Tuesday, September 3, 2013

Tropical Estates & The Casino House Connection

Tropical Estates Ad - 10/20/63
The Casino House Built by 'Val' and Lee Valentine, Completed 1964

In August 2011 we learned that a portion of Paradise Palms had been carved into a place called Tropical Estates.  Towards the final two years of Paradise Palms’ build-out most of the individual home builders began distinguishing themselves and their homes through sub-marketing names, a trend which we still see carried out in present-day master planned communities.  Priced between $33,000 and $66,500 – a hefty $248,600 to $497,300 in 2013 dollars – Tropical Estates were modern ranch-style homes which lined both sides of Pawnee Drive between Sioux and Oneida Way, all 300 feet of Nakona Lane, and Commanche Drive between the western edge of the Algonquin Circle cul-de-sac and Nakona Lane.  It also appears that Tropical Estates stretched into the western portions of Seneca Lane, Ottawa Drive and Seneca Circle - including the handful of large two-story models that are on those streets, which explains the heftier price tags that Tropical Estates garnered. 
 
Valentine's Day Themed Tropical Estates Ad - 2/2/64

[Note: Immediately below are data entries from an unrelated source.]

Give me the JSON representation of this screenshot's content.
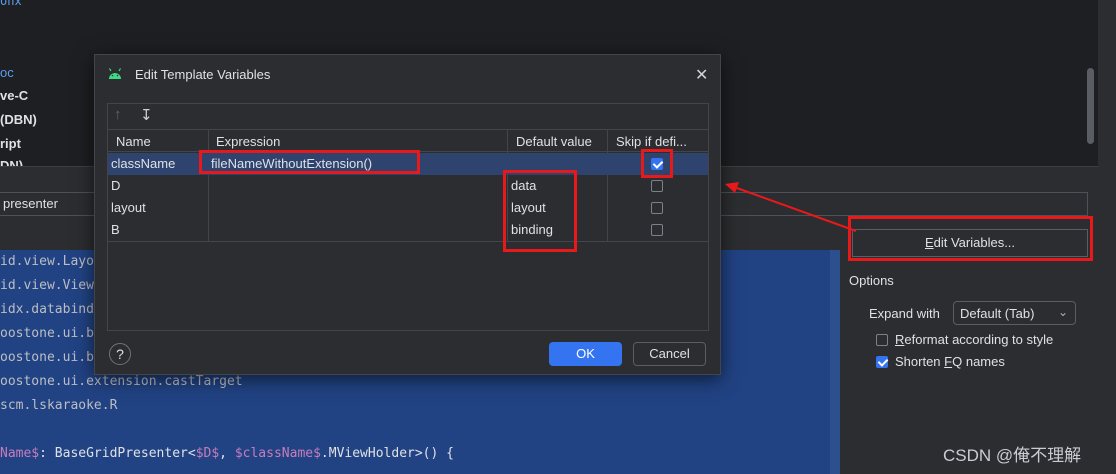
{
  "tree": {
    "items": [
      "onx",
      "oc",
      "ve-C",
      "(DBN)",
      "ript",
      "DN)"
    ]
  },
  "abbreviation": {
    "value": "presenter"
  },
  "code": {
    "lines": [
      "id.view.Layo",
      "id.view.View",
      "idx.databind",
      "oostone.ui.b",
      "oostone.ui.b",
      "oostone.ui.extension.castTarget",
      "scm.lskaraoke.R",
      ""
    ],
    "last_line": {
      "a": "Name$",
      "b": ": BaseGridPresenter<",
      "c": "$D$",
      "d": ", ",
      "e": "$className$",
      "f": ".MViewHolder>() {"
    }
  },
  "right_panel": {
    "edit_variables": {
      "u": "E",
      "rest": "dit Variables..."
    },
    "options_label": "Options",
    "expand_with": {
      "label": "Expand with",
      "value": "Default (Tab)"
    },
    "reformat": {
      "u": "R",
      "rest": "eformat according to style",
      "checked": false
    },
    "shorten": {
      "before": "Shorten ",
      "u": "F",
      "rest": "Q names",
      "checked": true
    }
  },
  "dialog": {
    "title": "Edit Template Variables",
    "columns": [
      "Name",
      "Expression",
      "Default value",
      "Skip if defi..."
    ],
    "rows": [
      {
        "name": "className",
        "expression": "fileNameWithoutExtension()",
        "default": "",
        "skip": true
      },
      {
        "name": "D",
        "expression": "",
        "default": "data",
        "skip": false
      },
      {
        "name": "layout",
        "expression": "",
        "default": "layout",
        "skip": false
      },
      {
        "name": "B",
        "expression": "",
        "default": "binding",
        "skip": false
      }
    ],
    "ok_label": "OK",
    "cancel_label": "Cancel",
    "help_label": "?"
  },
  "watermark": "CSDN @俺不理解",
  "colors": {
    "accent": "#3574f0",
    "annotation": "#e8191b",
    "editor_bg": "#214283"
  }
}
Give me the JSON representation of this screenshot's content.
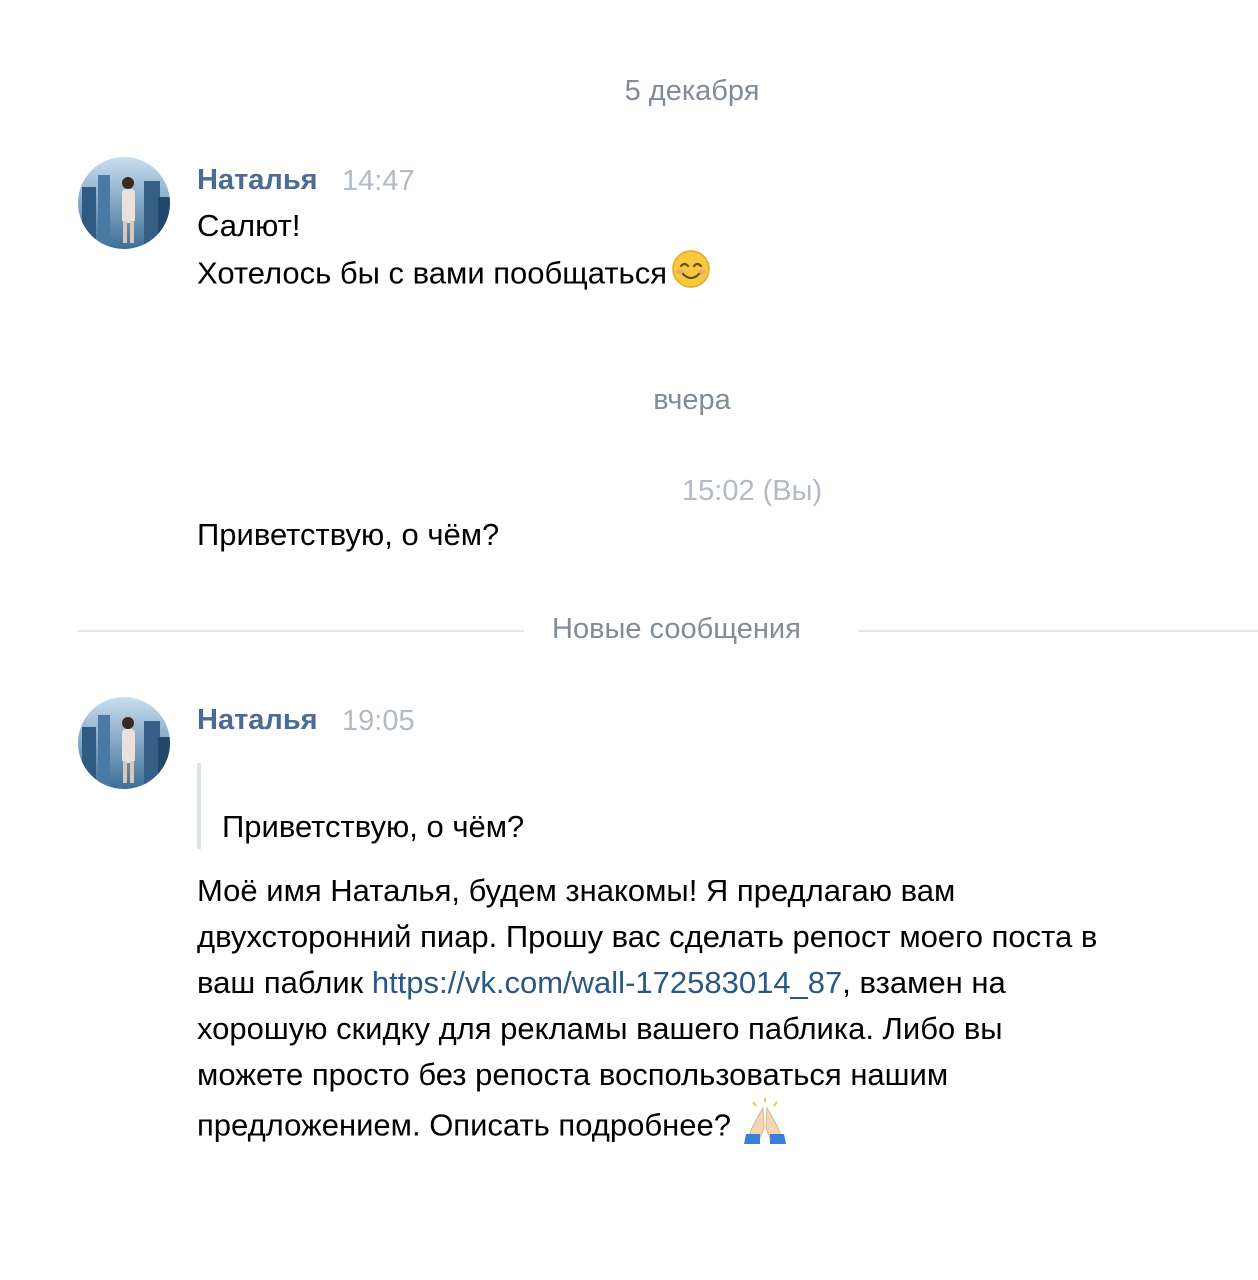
{
  "chat": {
    "date_separators": {
      "first": "5 декабря",
      "second": "вчера"
    },
    "messages": [
      {
        "author": "Наталья",
        "time": "14:47",
        "lines": [
          "Салют!",
          "Хотелось бы с вами пообщаться"
        ],
        "emoji": "smiling-face-emoji"
      },
      {
        "time": "15:02 (Вы)",
        "lines": [
          "Приветствую, о чём?"
        ]
      },
      {
        "author": "Наталья",
        "time": "19:05",
        "quote": {
          "text": "Приветствую, о чём?"
        },
        "body": {
          "line1": "Моё имя Наталья, будем знакомы! Я предлагаю вам",
          "line2": "двухсторонний пиар. Прошу вас сделать репост моего поста в",
          "line3_before": "ваш паблик ",
          "line3_link": "https://vk.com/wall-172583014_87",
          "line3_after": ", взамен на",
          "line4": "хорошую скидку для рекламы вашего паблика. Либо вы",
          "line5": "можете просто без репоста воспользоваться нашим",
          "line6": "предложением. Описать подробнее?"
        },
        "emoji": "folded-hands-emoji"
      }
    ],
    "new_messages_divider": "Новые сообщения"
  },
  "colors": {
    "author": "#4a6c96",
    "timestamp": "#b2bac4",
    "separator_text": "#818c99",
    "link": "#2a5885",
    "divider": "#e3e6ea"
  }
}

Featured in the Tropical Estates models were sunken Roman Baths, showers with planters in them and decorative concrete block-enclosed courtyards.  Some of the most unique concrete block patterns are found in the Tropical Estates homes that aren't seen elsewhere in Paradise Palms.  It’s these features that help to spot the difference between the Americana Homes and Tropical Estates homes on Seneca Lane and Ottawa Drive - as the Tropical Estates homes start mid-block, the tell-tale Tropical Estates features are the presence of the front courtyards and unique decorative screen block, features that Americana didn't offer. 

Original Tropical Estates Royal Blue Sunken Roman Tub (Photo Courtesy Brian Moy)

Examples of Tropical Estates Decorative Concrete Block, Typically Not Seen On Other Paradise Palms Homes

Examples of Tropical Estates Decorative Concrete Block, Typically Not Seen On Other Paradise Palms Homes
In August 1964 the Las Vegas Sun ran an article featuring husband and wife team Val and Lee Valentine, owners Vallee Development who were the builders behind Tropical Estates, standing in the backyard of their newly constructed home on the 1st and 18th holes of the Stardust Country Club, at the end of Cochise Lane.   This home is more commonly referred to as ‘The Casino House’ for its starring role in the 1995 film Casino, and is one that draws quite a few visitors to Paradise Palms.  The article gives some great insight into builders Val and Lee Valentine, who built the home based on a modified version of one of their Tropical Estates homes. 

Distant Cousins?  The former Valentine Residence (Above) and a Tropical Estates Home (Below)
Lee Valentine, a diminutive platinum-blonde, had been building houses in Bakersfield, Visalia and Lemore California with her husband Val until 1962 when the decided to transplant their large family-owned and run business to booming Las Vegas.  Building semi-custom homes at Tropical Estates was their first foray into building in Las Vegas, which was soon followed by Bella Estates at the southwest corner of Decatur and Edna.

Vallee Development employed children, in-laws, siblings, nephews, aunts and uncles and of Val and Lee.  The 5,400 square-foot nine-room, five bathroom home on Cochise Lane was a perfect place for family gatherings when the Valentine’s weren’t hard at work.  It’s unclear what became of the Valentines as ownership of their home on Cochise Lane was in a different name by 1966, and construction of phase one of Bella Estates ended in 1965 with six years passing before phase two resumed in 1971; however, their nephew, Don Spence lives nearby in the home once occupied by Lee’s sister and brother-in-law, near Sahara and 15th Street.  

Las Vegas Sun , 8/16/64

While the photo quality is a bit grainy, seen in the background is the brand-new Stardust Golf Course, with newly planted pine trees.  Seen across the driving range and 1st and 9th fairways are the backs of the green and white custom ranch-style home on Spencer Street, the Palmer & Krisel Model 8B to the south of it, and the custom home that Tim Olson owns to the south of that.